Originally only confirmed for 13 instalments, Letter from America racked up 2,869 episodes until Cooke retired at the age of 95.
Kenny Everett (1944-1995), whose legal name was Maurice James Christopher Cole, was a comedian and DJ known for his humorous and irreverent style and use of comedic voices and characters.
Everett turned down an offer to worth on the Light Programme (the forerunner to BBC Radio 2) in favour of working for pirate radio station Radio London. It was here that he adopted the pseudonym Kenny Everett to avoid legal problems from working in pirate radio.
Everett was friends with the Beatles, and went on their August 1966 tour of the USA with them, from where he recorded daily reports for Radio London.
He was one of BBC Radio 1’s first DJs when it launched in 1967.
John Peel (1939-2004), whose legal name was John Robert Parker Ravenscroft, was one of BBC Radio 1’s longest-serving presenters, having been a regular fixture on the station since it launched in 1967 to his death in 2004.
Peel had eclectic tastes, and Radio 1 exposed listeners to a wide variety of genres from progressive rock to dub reggae.
Peel’s first radio gig was for the station WRR in Dallas, Texas, where he was working for an insurance firm.
Peel presented a few other radio shows in the USA before returning to the UK where he first worked for pirate radio station Radio London, then for BBC Radio 1. His first show on Radio 1 was called Top Gear, and had no connection to the TV show of the same name!
Terry Wogan, or Sir Michael Terence Wogan (1938-2016), was an Irish radio and TV presenter whose Wake Up to Wogan show on BBC Radio 2 was the most popular radio programme in the UK for years.
Wogan started his radio career at RTÉ, Ireland’s national broadcaster.
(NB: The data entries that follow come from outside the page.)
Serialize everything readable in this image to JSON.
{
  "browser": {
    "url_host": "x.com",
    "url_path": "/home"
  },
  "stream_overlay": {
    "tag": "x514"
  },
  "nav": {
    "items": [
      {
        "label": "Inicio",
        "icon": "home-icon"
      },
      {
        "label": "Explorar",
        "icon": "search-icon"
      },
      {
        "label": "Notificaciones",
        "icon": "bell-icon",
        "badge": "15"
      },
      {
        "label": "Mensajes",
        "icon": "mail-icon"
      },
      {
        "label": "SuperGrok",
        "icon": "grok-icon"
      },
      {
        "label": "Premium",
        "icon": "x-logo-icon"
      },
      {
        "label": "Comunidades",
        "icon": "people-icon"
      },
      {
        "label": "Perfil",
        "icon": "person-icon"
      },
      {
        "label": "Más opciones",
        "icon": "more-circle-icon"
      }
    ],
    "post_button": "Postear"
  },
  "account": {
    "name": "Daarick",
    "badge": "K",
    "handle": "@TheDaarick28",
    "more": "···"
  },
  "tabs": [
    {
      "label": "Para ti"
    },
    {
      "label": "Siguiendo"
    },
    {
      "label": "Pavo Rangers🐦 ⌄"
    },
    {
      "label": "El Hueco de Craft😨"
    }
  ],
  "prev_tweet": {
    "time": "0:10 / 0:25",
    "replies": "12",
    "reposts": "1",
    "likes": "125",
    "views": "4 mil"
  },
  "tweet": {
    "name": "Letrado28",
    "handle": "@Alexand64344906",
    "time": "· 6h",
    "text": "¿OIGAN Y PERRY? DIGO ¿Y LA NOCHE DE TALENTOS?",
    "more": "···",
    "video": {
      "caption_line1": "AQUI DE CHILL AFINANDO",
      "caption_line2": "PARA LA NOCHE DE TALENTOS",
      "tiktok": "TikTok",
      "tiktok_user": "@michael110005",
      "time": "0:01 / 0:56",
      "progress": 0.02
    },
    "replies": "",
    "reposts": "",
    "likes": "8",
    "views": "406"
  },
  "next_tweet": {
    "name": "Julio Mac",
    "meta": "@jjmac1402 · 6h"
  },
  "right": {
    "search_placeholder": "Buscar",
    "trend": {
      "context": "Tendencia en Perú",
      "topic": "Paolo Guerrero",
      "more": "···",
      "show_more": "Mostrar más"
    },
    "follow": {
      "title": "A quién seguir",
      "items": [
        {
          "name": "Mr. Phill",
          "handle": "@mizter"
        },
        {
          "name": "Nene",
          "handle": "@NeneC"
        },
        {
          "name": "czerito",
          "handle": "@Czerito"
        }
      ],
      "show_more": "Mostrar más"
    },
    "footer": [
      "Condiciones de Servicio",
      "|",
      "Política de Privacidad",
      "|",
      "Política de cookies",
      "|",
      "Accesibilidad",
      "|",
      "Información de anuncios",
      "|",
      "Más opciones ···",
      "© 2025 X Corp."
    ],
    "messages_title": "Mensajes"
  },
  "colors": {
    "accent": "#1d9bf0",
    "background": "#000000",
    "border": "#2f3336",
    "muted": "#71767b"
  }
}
He first joined the BBC in 1966, working for the Light Programme (the precursor to BBC Radio 2).
Wogan took over the breakfast slot on BBC Radio 2 in 1972, where he reached up to 7.6 million listeners (source).
He left the breakfast show in 1984 to focus on television before returning to BBC Radio 2 to host Wake Up to Wogan from 1993 until 2009.
Wake Up to Wogan had a huge and loyal listenership, whom Wogan referred to as “TOGs”, or “Terry’s Old Geezers”. The show regularly topped radio ratings, reaching over 8 million weekly listeners by the end of 2009 (source).
Wogan returned to BBC Radio 2 to host the weekly show Weekend Wogan from 2010 to 2015, when he left due to ill health.